• **Task prompt**
Pull each line containing "Managed" out of the data and copy it.

• **Material shown**

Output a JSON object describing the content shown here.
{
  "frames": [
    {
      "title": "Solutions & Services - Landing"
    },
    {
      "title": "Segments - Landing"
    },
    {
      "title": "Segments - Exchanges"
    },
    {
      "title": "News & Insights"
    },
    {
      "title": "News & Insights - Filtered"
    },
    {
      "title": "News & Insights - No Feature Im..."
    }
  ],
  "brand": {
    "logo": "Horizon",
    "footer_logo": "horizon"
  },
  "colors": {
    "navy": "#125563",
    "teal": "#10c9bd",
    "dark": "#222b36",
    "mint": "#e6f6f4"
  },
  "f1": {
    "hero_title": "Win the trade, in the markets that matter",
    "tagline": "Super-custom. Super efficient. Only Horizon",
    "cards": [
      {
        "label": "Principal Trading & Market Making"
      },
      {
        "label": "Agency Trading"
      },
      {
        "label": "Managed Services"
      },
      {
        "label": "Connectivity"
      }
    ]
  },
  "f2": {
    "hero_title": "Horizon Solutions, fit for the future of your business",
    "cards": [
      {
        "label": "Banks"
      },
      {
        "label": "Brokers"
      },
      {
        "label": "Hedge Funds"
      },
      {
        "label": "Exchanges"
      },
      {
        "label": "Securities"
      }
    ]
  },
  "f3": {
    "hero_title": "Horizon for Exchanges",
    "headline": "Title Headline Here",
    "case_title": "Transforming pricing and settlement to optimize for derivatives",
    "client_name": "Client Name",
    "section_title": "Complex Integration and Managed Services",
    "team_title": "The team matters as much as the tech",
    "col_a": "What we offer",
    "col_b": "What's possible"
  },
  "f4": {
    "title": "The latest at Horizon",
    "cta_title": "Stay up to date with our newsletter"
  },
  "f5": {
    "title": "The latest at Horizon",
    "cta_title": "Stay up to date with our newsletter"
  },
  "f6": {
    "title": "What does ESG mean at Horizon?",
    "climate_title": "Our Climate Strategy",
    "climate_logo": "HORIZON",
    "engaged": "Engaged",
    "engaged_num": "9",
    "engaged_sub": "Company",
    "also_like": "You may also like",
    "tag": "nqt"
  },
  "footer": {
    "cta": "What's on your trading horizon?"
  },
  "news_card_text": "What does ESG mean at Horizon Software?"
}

• **Solution to this problem**
        "label": "Managed Services"
    "section_title": "Complex Integration and Managed Services",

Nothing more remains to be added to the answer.